One of the precious or coinage metals, platinum has found a modern-day use in catalytic converters for automobiles. Platinum is a room temperature catalyst, and thus allows for complete burning of hydrocarbons. As platinum is even more valuable than gold as of 2011, catalytic converters are often cut out of salvaged cars, and thieves have even been known to saw or drill out converters of parked cars just to get at the metal. Platinum may find yet another use in the automotive industry, as a proton exchange membrane for use in the fuel cells of electric cars.
First discovered by Marie Curie in 1898, this element was first hailed as a cure-all until its radioactive properties were well understood. It also found applications due to the fact that paints made of radium glow in the dark. For example, some old telephones used radium-coated numbers to make the dial glow. An alpha emitter, radium is not toxic unless ingested, as occurred in the famous case of the Radium Girls tasked with painting luminous dials during wartime industry. The workers were in the habit of licking their brushes to achieve a fine point necessary to facilitate their work, and in the course ingested large amounts of the radioactive element. Most died within years of a lawsuit filed against US Radium. Some were even said to have hair and fingernails that glowed in the dark. By the 1970s, radium’s use had been phased out in favor of chemicals such a zinc sulfide. Ironically, radium has found a modern-day medicinal use for radiation treatment for cancer therapy.

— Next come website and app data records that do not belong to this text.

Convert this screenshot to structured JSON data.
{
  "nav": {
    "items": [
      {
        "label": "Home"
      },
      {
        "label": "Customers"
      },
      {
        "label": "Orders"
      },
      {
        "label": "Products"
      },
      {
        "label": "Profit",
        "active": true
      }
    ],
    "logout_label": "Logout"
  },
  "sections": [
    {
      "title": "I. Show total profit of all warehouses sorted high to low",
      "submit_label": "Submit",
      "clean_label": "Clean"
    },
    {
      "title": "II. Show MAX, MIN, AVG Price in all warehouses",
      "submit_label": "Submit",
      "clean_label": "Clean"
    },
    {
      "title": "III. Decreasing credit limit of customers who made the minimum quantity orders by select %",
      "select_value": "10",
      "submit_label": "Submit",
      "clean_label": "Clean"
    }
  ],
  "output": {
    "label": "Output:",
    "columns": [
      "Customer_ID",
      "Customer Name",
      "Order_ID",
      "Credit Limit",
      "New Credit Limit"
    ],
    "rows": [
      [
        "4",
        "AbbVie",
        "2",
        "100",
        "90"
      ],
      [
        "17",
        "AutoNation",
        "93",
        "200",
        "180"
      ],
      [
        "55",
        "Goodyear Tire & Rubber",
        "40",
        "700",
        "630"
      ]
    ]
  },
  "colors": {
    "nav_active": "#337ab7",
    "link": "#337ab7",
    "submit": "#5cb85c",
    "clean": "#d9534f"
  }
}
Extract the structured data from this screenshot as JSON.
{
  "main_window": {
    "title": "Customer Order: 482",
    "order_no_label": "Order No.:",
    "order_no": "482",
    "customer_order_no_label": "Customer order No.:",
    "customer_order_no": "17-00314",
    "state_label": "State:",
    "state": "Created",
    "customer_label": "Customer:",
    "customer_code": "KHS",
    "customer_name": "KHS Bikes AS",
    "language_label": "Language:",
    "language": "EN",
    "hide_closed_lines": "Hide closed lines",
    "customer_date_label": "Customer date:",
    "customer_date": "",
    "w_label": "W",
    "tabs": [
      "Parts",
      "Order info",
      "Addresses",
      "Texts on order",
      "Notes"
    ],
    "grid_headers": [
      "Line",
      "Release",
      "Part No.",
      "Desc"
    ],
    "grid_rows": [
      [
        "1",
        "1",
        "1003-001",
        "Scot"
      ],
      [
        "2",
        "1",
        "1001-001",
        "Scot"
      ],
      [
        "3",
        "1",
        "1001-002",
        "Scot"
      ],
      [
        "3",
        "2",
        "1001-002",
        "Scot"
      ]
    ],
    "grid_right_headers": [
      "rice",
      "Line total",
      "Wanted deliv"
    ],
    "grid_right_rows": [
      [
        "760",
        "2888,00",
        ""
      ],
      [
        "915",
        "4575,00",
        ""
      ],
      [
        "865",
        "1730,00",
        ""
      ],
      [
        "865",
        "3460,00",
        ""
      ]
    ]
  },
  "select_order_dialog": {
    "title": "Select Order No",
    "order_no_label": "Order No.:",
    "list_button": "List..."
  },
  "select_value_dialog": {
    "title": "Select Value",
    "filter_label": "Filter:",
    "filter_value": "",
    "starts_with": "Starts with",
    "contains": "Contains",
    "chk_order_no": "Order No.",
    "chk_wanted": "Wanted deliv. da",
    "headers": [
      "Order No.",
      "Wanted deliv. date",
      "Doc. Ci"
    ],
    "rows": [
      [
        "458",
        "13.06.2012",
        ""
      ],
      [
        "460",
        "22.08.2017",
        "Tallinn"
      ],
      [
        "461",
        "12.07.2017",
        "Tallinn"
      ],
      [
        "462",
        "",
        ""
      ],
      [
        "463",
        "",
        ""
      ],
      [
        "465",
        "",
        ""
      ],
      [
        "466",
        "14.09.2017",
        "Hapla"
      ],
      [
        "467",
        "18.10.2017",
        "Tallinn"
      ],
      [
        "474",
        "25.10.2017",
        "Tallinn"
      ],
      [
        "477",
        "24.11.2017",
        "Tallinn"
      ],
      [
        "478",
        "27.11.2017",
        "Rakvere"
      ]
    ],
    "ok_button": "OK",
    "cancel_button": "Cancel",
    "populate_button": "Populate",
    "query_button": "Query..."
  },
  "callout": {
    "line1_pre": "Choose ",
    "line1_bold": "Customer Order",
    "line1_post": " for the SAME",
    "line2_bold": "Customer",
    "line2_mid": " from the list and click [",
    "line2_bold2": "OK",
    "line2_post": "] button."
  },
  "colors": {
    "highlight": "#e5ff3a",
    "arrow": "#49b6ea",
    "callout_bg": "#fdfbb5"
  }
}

Neodymium is one of the otherwise obscure lanthanide series of elements that finds their way to the bottom two addendum rows on the standard periodic table. Combine neodymium with iron and boron, and you can create a metal alloy with some very powerful magnetic properties. These rare earth magnets are increasingly making their way into household use in electronics, cars, and even jewelry. Rare earth magnets fly together with a considerable force and often cannot be pried apart once attached.
Another lanthanide, this exotic element is used in cathode ray tube (CRT) monitors and televisions to give images a bright red color. In this capacity, europium is doped with yttrium-based phosphors. Because it emits its peak light in the red, europium is also used in trichromatic lights as an alternative to the harsh white color of compact fluorescent bulbs.
Do you know that you may have a manmade radioactive element in your home? Americium, a member of the actinide series (of which uranium and plutonium are members) is commonly used in smoke detectors. An alpha particle emitter, the 150 micrograms in smoke detectors is used to oxidize the air between two tiny electrodes, the current between which can be monitored for any interruption by intervening smoke particles. Again, being an alpha emitter like radium, americium wouldn’t be toxic unless ingested, and the plastic casing of the smoke detector is more than enough to stop the penetration of the emitted nuclei.